═══ SUPPLIED DATA ═══

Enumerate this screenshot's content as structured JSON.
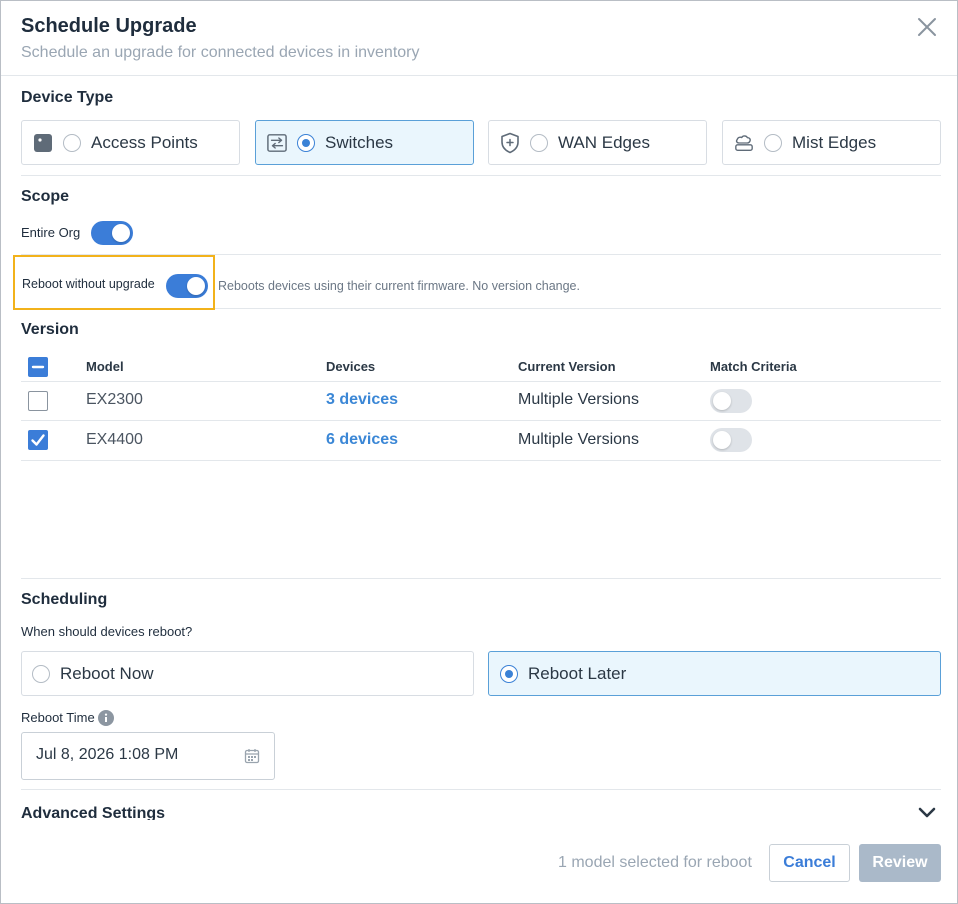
{
  "header": {
    "title": "Schedule Upgrade",
    "subtitle": "Schedule an upgrade for connected devices in inventory"
  },
  "device_type": {
    "heading": "Device Type",
    "options": [
      {
        "label": "Access Points",
        "icon": "access-point-icon",
        "selected": false
      },
      {
        "label": "Switches",
        "icon": "switch-icon",
        "selected": true
      },
      {
        "label": "WAN Edges",
        "icon": "wan-edge-shield-icon",
        "selected": false
      },
      {
        "label": "Mist Edges",
        "icon": "mist-edge-cloud-icon",
        "selected": false
      }
    ]
  },
  "scope": {
    "heading": "Scope",
    "entire_org_label": "Entire Org",
    "entire_org_on": true,
    "reboot_label": "Reboot without upgrade",
    "reboot_on": true,
    "reboot_description": "Reboots devices using their current firmware. No version change."
  },
  "version": {
    "heading": "Version",
    "columns": [
      "Model",
      "Devices",
      "Current Version",
      "Match Criteria"
    ],
    "rows": [
      {
        "model": "EX2300",
        "devices": "3 devices",
        "current_version": "Multiple Versions",
        "checked": false,
        "match": false
      },
      {
        "model": "EX4400",
        "devices": "6 devices",
        "current_version": "Multiple Versions",
        "checked": true,
        "match": false
      }
    ]
  },
  "scheduling": {
    "heading": "Scheduling",
    "question": "When should devices reboot?",
    "options": [
      {
        "label": "Reboot Now",
        "selected": false
      },
      {
        "label": "Reboot Later",
        "selected": true
      }
    ],
    "reboot_time_label": "Reboot Time",
    "reboot_time_value": "Jul 8, 2026 1:08 PM"
  },
  "advanced": {
    "heading": "Advanced Settings"
  },
  "footer": {
    "summary": "1 model selected for reboot",
    "cancel_label": "Cancel",
    "review_label": "Review"
  },
  "colors": {
    "accent": "#3b7dd8",
    "link": "#3b87d6",
    "highlight": "#f2b21b",
    "selected_bg": "#eaf6fd",
    "review_disabled": "#aab9c9"
  }
}
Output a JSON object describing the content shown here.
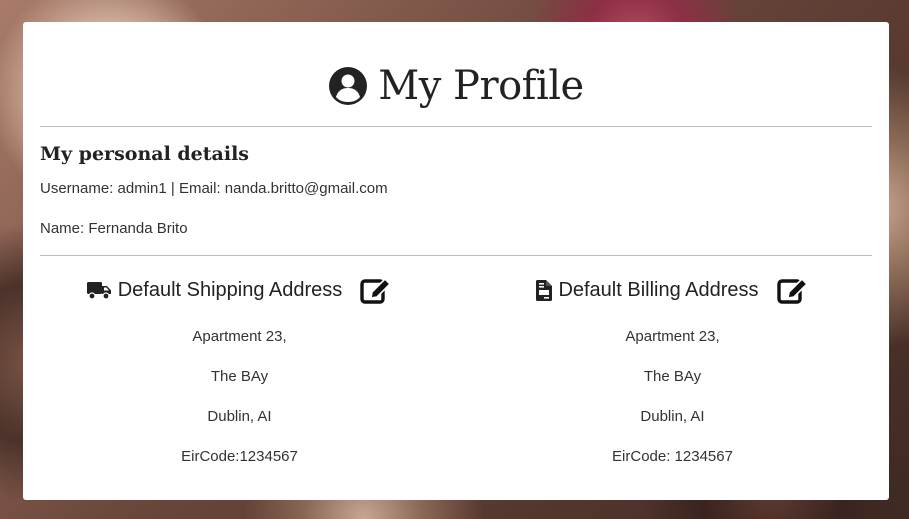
{
  "profile": {
    "title": "My Profile",
    "title_icon": "user-circle-icon"
  },
  "personal": {
    "heading": "My personal details",
    "account_line": "Username: admin1 | Email: nanda.britto@gmail.com",
    "name_line": "Name: Fernanda Brito"
  },
  "shipping": {
    "heading": "Default Shipping Address",
    "icon": "truck-icon",
    "edit_icon": "edit-icon",
    "lines": [
      "Apartment 23,",
      "The BAy",
      "Dublin, AI",
      "EirCode:1234567"
    ]
  },
  "billing": {
    "heading": "Default Billing Address",
    "icon": "invoice-icon",
    "edit_icon": "edit-icon",
    "lines": [
      "Apartment 23,",
      "The BAy",
      "Dublin, AI",
      "EirCode: 1234567"
    ]
  },
  "colors": {
    "text": "#222222",
    "rule": "#bdbdbd",
    "card": "#ffffff"
  }
}
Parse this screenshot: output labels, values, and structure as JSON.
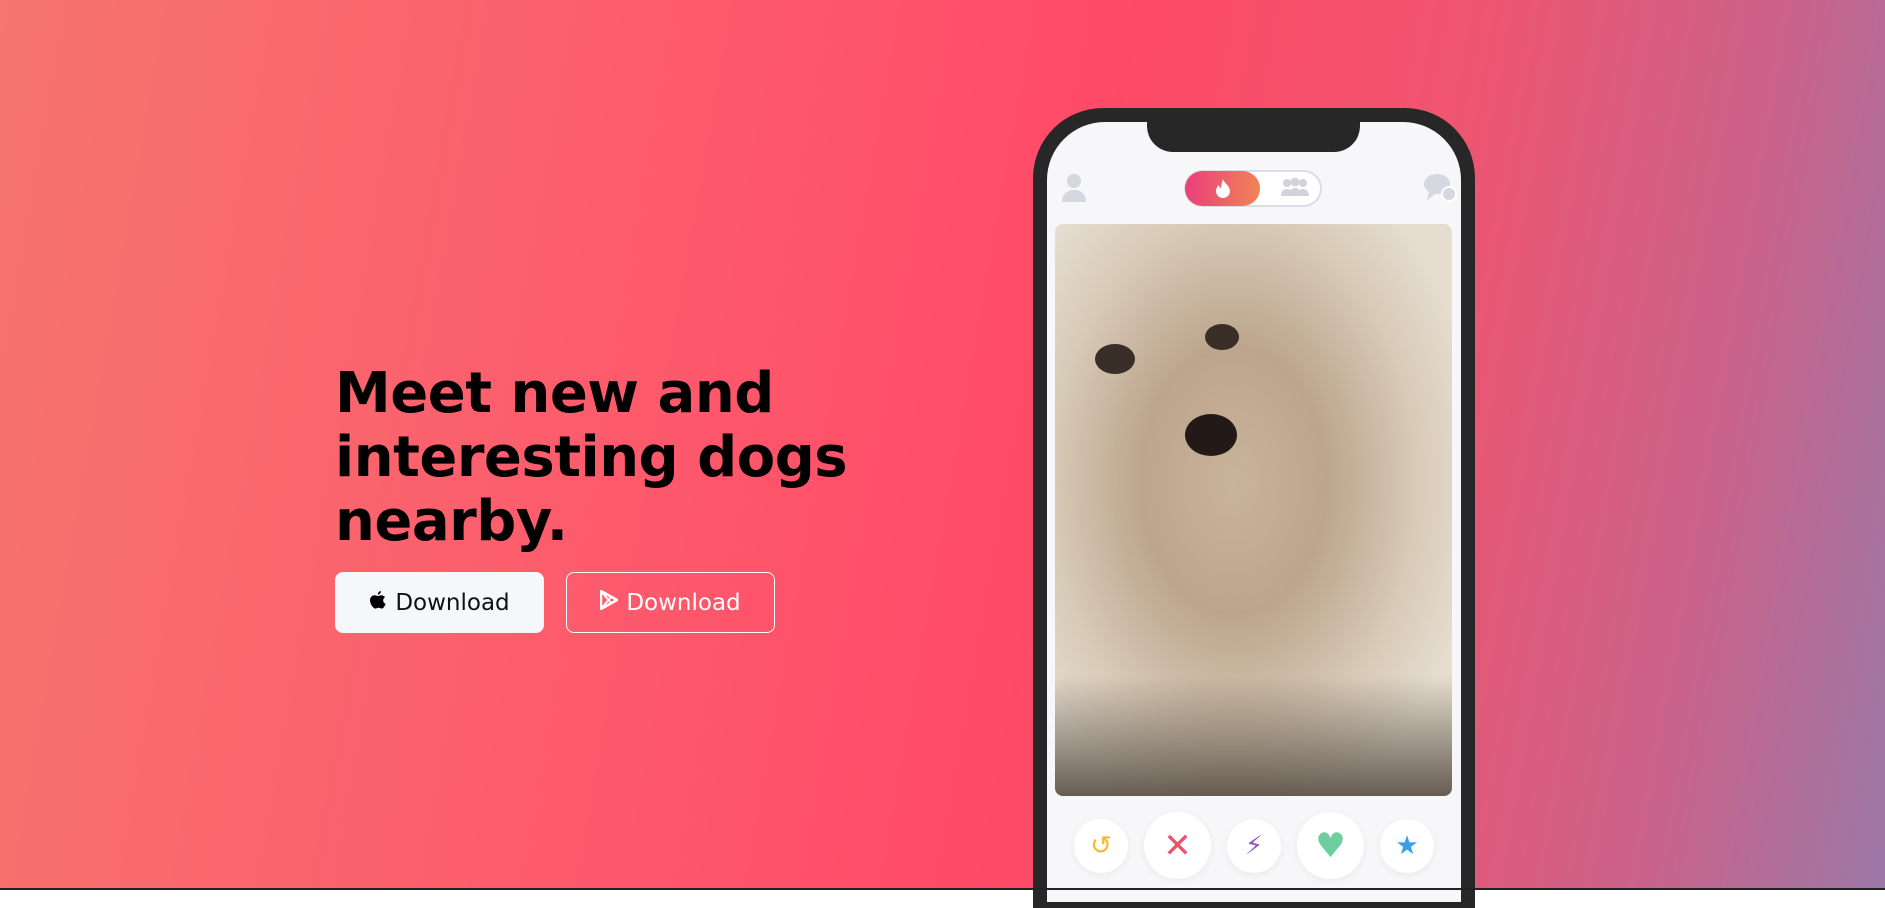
{
  "hero": {
    "headline": "Meet new and interesting dogs nearby.",
    "ios_button": {
      "label": "Download",
      "icon": "apple-icon"
    },
    "android_button": {
      "label": "Download",
      "icon": "play-store-icon"
    }
  },
  "phone": {
    "header_icons": [
      "profile-icon",
      "flame-icon",
      "group-icon",
      "messages-icon"
    ],
    "actions": [
      {
        "name": "rewind",
        "icon": "↺",
        "color": "#f5b82e"
      },
      {
        "name": "nope",
        "icon": "✕",
        "color": "#f0506e"
      },
      {
        "name": "boost",
        "icon": "⚡",
        "color": "#8e5bb8"
      },
      {
        "name": "like",
        "icon": "♥",
        "color": "#6dcf9f"
      },
      {
        "name": "super-like",
        "icon": "★",
        "color": "#3b9ee6"
      }
    ]
  },
  "colors": {
    "accent": "#ff4a68",
    "gradient_start": "#f6756f",
    "gradient_end": "#9c78a6"
  }
}
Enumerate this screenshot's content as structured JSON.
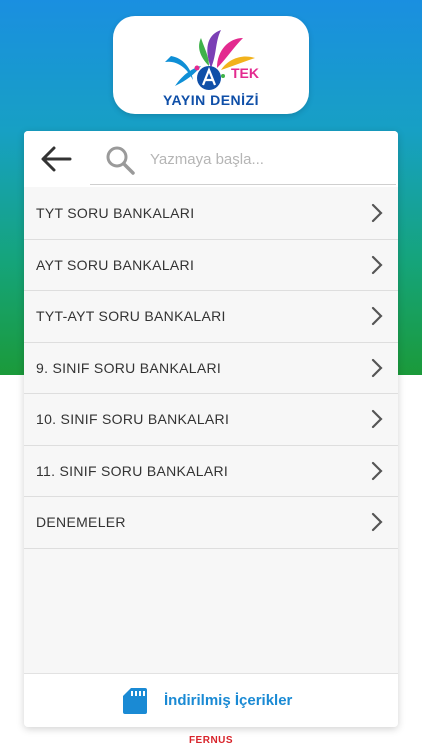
{
  "logo": {
    "title": "YAYIN DENİZİ",
    "badge": "TEK"
  },
  "search": {
    "placeholder": "Yazmaya başla..."
  },
  "menu": {
    "items": [
      {
        "label": "TYT SORU BANKALARI"
      },
      {
        "label": "AYT SORU BANKALARI"
      },
      {
        "label": "TYT-AYT SORU BANKALARI"
      },
      {
        "label": "9. SINIF SORU BANKALARI"
      },
      {
        "label": "10. SINIF SORU BANKALARI"
      },
      {
        "label": "11. SINIF SORU BANKALARI"
      },
      {
        "label": "DENEMELER"
      }
    ]
  },
  "footer": {
    "label": "İndirilmiş İçerikler",
    "icon": "sd-card-icon"
  },
  "brand": {
    "label": "FERNUS"
  },
  "colors": {
    "accent": "#1a8ad4",
    "logo_blue": "#0f4fa8",
    "logo_pink": "#e32a8f",
    "brand_red": "#d8232a"
  }
}
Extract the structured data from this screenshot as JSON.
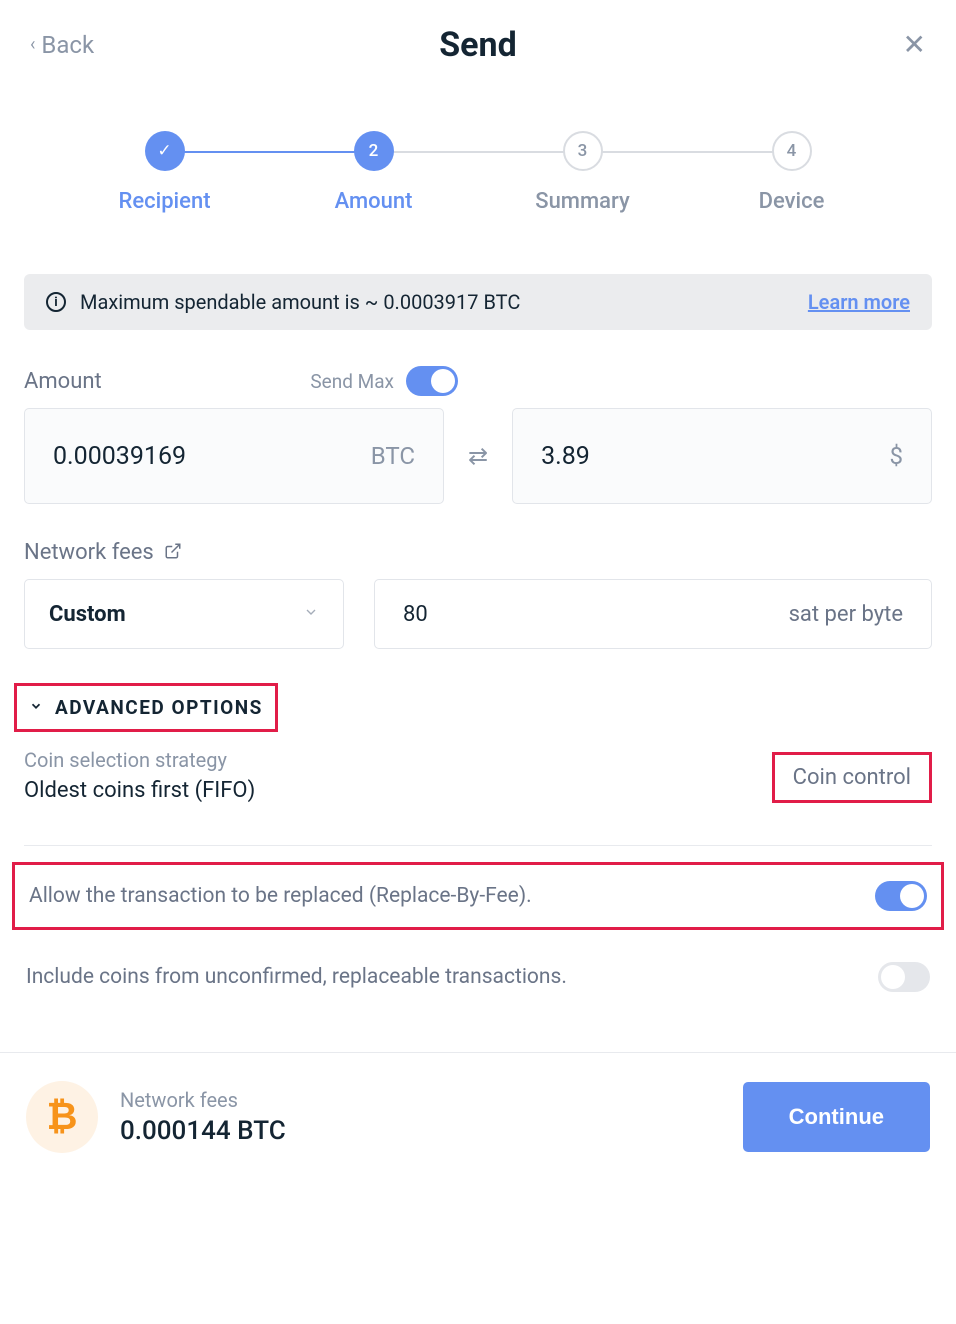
{
  "header": {
    "back_label": "Back",
    "title": "Send"
  },
  "stepper": {
    "steps": [
      {
        "label": "Recipient",
        "indicator": "✓"
      },
      {
        "label": "Amount",
        "indicator": "2"
      },
      {
        "label": "Summary",
        "indicator": "3"
      },
      {
        "label": "Device",
        "indicator": "4"
      }
    ]
  },
  "banner": {
    "text": "Maximum spendable amount is ~ 0.0003917 BTC",
    "link": "Learn more"
  },
  "amount": {
    "label": "Amount",
    "send_max_label": "Send Max",
    "crypto_value": "0.00039169",
    "crypto_unit": "BTC",
    "fiat_value": "3.89",
    "fiat_unit": "$"
  },
  "fees": {
    "label": "Network fees",
    "dropdown_selected": "Custom",
    "fee_value": "80",
    "fee_unit": "sat per byte"
  },
  "advanced": {
    "title": "ADVANCED OPTIONS",
    "coin_strategy_label": "Coin selection strategy",
    "coin_strategy_value": "Oldest coins first (FIFO)",
    "coin_control_btn": "Coin control",
    "rbf_label": "Allow the transaction to be replaced (Replace-By-Fee).",
    "unconfirmed_label": "Include coins from unconfirmed, replaceable transactions."
  },
  "footer": {
    "fees_label": "Network fees",
    "fees_value": "0.000144 BTC",
    "continue": "Continue"
  }
}
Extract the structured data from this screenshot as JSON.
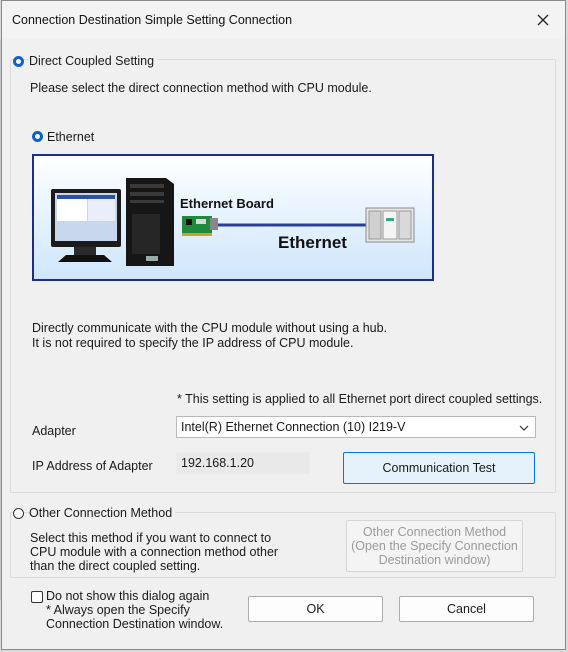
{
  "window": {
    "title": "Connection Destination Simple Setting Connection",
    "close_icon": "close-icon"
  },
  "direct": {
    "radio_label": "Direct Coupled Setting",
    "prompt": "Please select the direct connection method with CPU module.",
    "ethernet_label": "Ethernet",
    "diagram": {
      "board_label": "Ethernet Board",
      "line_label": "Ethernet"
    },
    "desc_line1": "Directly communicate with the CPU module without using a hub.",
    "desc_line2": "It is not required to specify the IP address of CPU module.",
    "note": "* This setting is applied to all Ethernet port direct coupled settings.",
    "adapter_label": "Adapter",
    "adapter_value": "Intel(R) Ethernet Connection (10) I219-V",
    "ip_label": "IP Address of Adapter",
    "ip_value": "192.168.1.20",
    "test_button": "Communication Test"
  },
  "other": {
    "radio_label": "Other Connection Method",
    "desc_line1": "Select this method if you want to connect to",
    "desc_line2": "CPU module with a connection method other",
    "desc_line3": "than the direct coupled setting.",
    "button_line1": "Other Connection Method",
    "button_line2": "(Open the Specify Connection",
    "button_line3": "Destination window)"
  },
  "footer": {
    "checkbox_label": "Do not show this dialog again",
    "note_line1": "* Always open the Specify",
    "note_line2": "Connection Destination window.",
    "ok_button": "OK",
    "cancel_button": "Cancel"
  },
  "colors": {
    "radio_selected": "#1160c8",
    "diagram_border": "#1d2d8c",
    "accent_button": "#e5f1fb"
  }
}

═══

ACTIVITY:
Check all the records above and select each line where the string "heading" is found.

EXERCISE RESULT:
    "heading": "Device Type",
    "heading": "Scope",
    "heading": "Version",
    "heading": "Scheduling",
    "heading": "Advanced Settings"
    "heading": "My personal details",
    "heading": "Default Shipping Address",
    "heading": "Default Billing Address",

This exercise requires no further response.